*** Data ***

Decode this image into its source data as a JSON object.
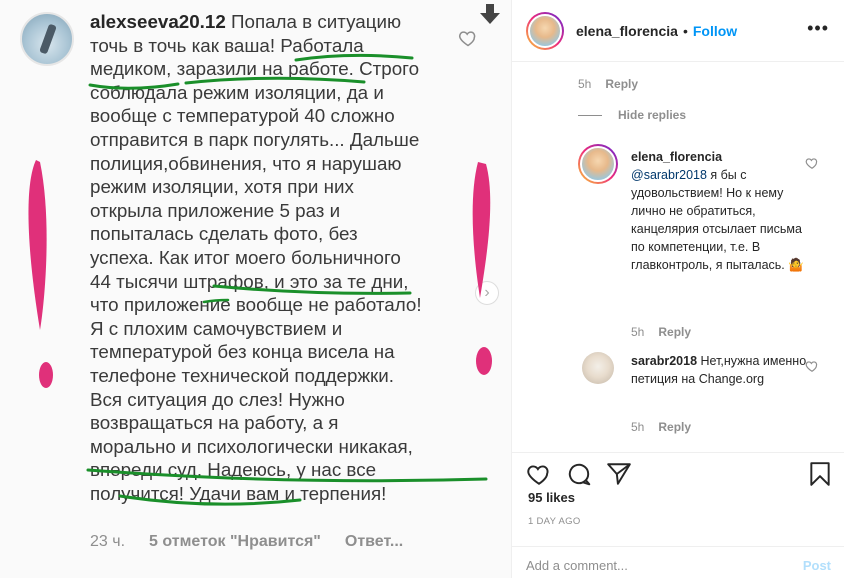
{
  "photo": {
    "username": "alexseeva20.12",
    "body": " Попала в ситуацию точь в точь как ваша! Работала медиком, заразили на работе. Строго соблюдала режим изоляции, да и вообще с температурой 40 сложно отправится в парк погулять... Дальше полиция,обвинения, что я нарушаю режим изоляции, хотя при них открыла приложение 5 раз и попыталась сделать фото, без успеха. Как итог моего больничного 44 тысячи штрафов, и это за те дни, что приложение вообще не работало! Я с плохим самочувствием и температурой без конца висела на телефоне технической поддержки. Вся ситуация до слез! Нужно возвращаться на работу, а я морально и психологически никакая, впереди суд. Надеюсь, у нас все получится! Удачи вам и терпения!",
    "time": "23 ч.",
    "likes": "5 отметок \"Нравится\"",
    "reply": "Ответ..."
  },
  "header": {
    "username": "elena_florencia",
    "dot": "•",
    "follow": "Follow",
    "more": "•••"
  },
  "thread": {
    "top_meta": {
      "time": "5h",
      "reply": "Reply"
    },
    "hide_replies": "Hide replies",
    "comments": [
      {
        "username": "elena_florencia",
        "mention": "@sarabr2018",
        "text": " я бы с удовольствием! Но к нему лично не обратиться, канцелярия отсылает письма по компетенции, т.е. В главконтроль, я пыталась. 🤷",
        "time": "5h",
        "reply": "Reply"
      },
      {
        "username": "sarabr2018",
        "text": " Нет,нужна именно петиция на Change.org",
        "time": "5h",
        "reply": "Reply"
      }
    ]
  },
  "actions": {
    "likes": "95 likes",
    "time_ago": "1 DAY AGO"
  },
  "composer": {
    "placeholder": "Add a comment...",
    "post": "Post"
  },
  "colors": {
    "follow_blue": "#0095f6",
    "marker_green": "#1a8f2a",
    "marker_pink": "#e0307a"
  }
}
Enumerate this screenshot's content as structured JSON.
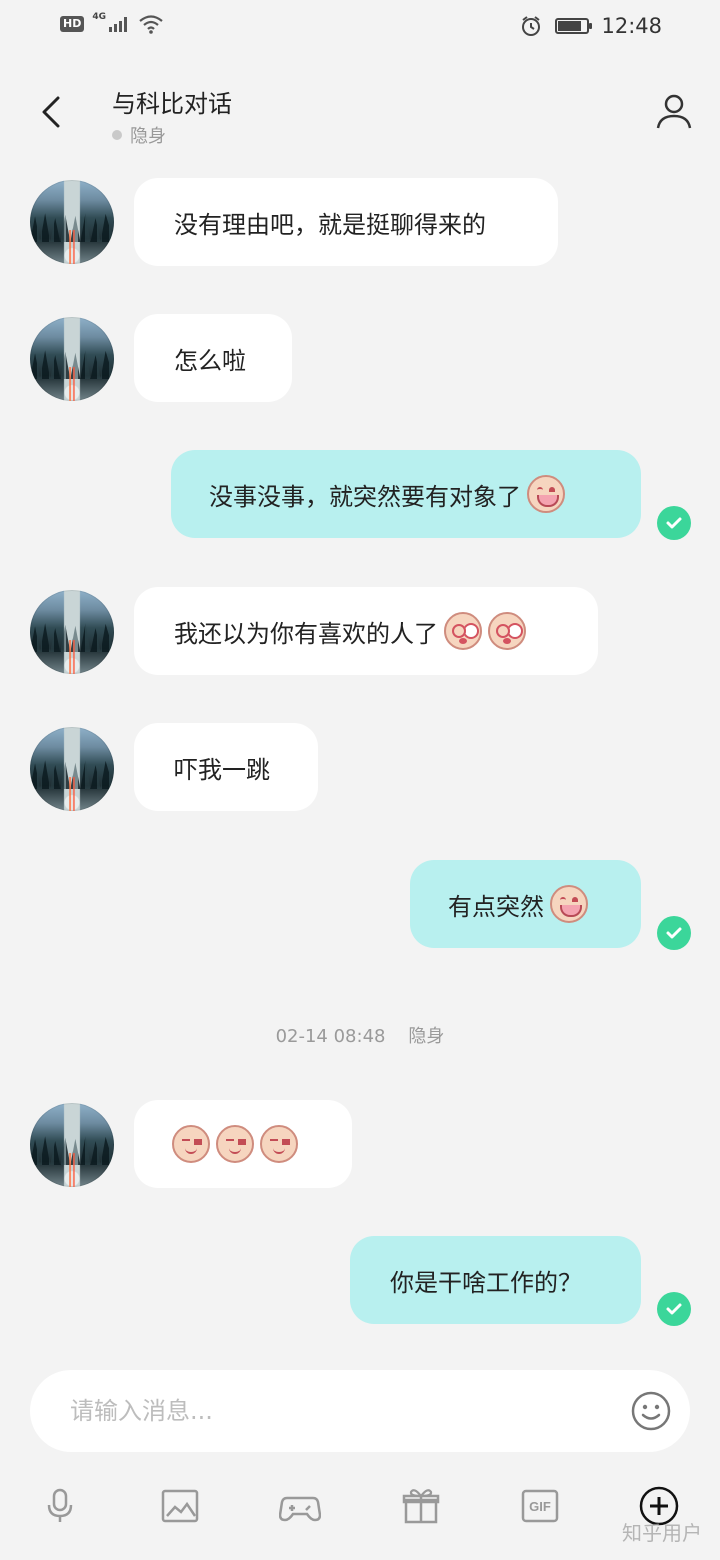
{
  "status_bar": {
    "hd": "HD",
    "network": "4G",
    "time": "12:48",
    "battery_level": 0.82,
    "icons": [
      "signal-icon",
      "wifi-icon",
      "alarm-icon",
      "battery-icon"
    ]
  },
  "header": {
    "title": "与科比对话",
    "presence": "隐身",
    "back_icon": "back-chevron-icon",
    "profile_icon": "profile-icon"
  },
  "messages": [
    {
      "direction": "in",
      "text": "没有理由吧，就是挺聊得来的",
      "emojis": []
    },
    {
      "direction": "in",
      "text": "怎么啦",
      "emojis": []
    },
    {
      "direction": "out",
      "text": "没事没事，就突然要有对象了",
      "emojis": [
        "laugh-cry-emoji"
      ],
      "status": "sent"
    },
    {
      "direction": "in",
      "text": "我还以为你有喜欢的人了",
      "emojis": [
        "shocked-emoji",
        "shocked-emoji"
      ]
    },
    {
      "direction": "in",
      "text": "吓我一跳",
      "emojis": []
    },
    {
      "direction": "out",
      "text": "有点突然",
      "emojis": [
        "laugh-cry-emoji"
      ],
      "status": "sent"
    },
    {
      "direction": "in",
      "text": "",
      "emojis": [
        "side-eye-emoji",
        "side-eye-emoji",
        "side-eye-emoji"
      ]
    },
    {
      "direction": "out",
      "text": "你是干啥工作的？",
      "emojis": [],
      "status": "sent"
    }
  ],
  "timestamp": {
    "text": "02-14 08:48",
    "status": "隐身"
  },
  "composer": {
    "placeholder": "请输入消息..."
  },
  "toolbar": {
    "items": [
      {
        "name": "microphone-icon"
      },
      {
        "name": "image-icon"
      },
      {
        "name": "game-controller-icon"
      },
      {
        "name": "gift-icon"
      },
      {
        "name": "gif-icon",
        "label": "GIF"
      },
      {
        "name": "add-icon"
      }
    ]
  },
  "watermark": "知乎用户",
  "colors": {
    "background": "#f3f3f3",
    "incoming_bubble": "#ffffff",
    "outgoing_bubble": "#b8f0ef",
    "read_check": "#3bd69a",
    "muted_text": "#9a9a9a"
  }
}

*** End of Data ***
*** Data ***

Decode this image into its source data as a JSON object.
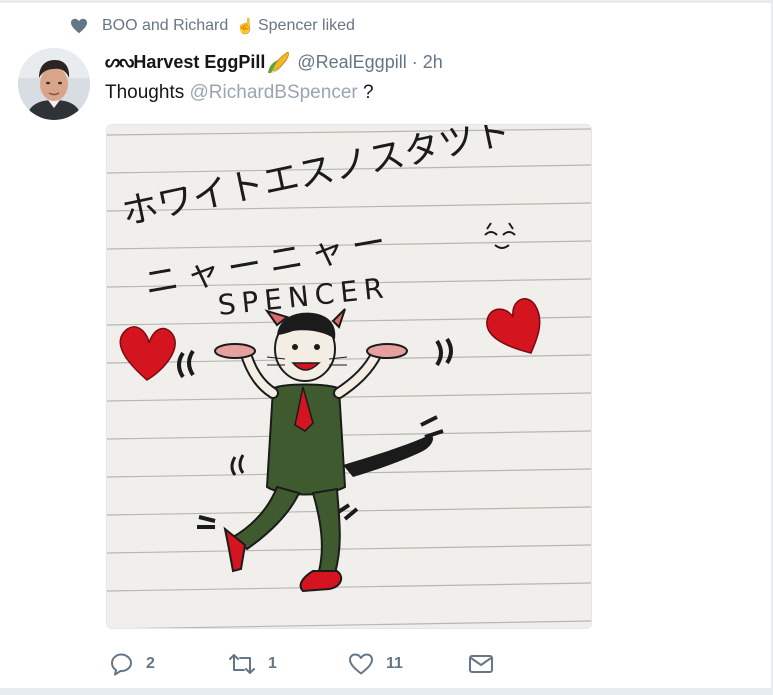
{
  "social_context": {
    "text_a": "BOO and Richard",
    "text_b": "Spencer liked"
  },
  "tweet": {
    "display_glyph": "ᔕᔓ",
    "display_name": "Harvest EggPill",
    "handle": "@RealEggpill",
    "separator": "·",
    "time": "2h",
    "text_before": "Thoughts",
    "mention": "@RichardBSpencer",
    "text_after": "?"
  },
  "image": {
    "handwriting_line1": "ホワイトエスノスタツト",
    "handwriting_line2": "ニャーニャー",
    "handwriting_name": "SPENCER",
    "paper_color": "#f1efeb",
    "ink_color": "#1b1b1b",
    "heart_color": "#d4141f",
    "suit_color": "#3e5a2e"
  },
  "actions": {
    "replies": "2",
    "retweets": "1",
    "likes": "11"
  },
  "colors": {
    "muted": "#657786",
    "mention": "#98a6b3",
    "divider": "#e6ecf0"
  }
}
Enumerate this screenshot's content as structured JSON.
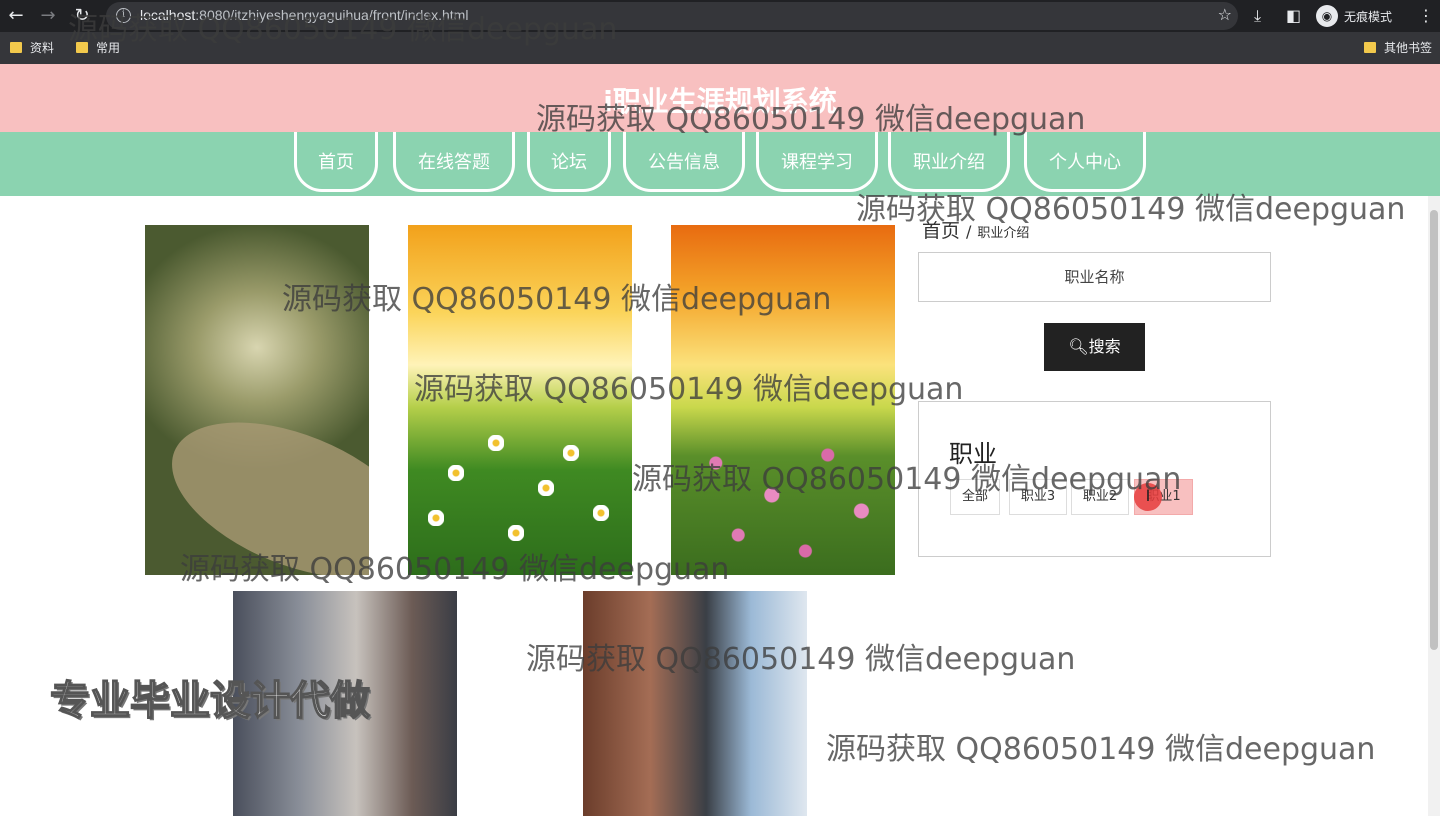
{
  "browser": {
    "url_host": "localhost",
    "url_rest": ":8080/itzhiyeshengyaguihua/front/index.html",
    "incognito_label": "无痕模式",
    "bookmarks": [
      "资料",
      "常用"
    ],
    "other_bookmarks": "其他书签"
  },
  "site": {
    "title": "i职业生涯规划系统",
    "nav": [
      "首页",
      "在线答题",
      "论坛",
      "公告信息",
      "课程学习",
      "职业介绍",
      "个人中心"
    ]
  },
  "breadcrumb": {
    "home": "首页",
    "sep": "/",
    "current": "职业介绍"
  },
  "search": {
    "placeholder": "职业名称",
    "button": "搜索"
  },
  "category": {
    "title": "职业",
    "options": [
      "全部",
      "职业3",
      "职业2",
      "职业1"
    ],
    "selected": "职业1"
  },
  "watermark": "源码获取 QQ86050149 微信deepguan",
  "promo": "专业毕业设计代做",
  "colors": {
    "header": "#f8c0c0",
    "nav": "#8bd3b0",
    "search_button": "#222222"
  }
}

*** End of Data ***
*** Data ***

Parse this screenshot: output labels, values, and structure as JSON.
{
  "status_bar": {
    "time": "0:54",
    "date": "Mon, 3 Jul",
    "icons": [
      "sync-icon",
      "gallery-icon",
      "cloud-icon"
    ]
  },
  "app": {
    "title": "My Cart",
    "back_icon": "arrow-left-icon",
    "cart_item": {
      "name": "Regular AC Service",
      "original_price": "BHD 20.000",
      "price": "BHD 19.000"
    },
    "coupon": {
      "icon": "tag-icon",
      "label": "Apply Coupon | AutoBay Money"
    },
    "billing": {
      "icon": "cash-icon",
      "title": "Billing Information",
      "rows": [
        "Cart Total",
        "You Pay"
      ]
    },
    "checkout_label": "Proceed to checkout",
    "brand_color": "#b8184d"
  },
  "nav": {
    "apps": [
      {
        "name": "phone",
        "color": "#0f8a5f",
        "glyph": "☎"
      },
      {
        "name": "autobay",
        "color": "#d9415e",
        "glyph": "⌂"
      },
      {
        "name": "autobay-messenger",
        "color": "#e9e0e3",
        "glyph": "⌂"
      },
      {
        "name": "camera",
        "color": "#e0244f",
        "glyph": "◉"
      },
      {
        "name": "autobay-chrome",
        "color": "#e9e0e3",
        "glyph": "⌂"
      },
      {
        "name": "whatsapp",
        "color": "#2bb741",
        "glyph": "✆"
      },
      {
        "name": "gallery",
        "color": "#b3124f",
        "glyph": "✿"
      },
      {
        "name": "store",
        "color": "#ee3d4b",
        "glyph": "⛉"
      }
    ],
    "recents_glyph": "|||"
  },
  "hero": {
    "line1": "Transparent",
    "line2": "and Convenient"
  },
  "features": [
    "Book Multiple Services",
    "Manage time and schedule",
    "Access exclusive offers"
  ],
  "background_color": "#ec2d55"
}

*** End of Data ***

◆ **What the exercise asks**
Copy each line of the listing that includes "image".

◆ **Task solution**
Decode this image into its source data as a JSON object.
        "name": "image-icon"
Decode this image into its source data as a JSON object.
  "image": {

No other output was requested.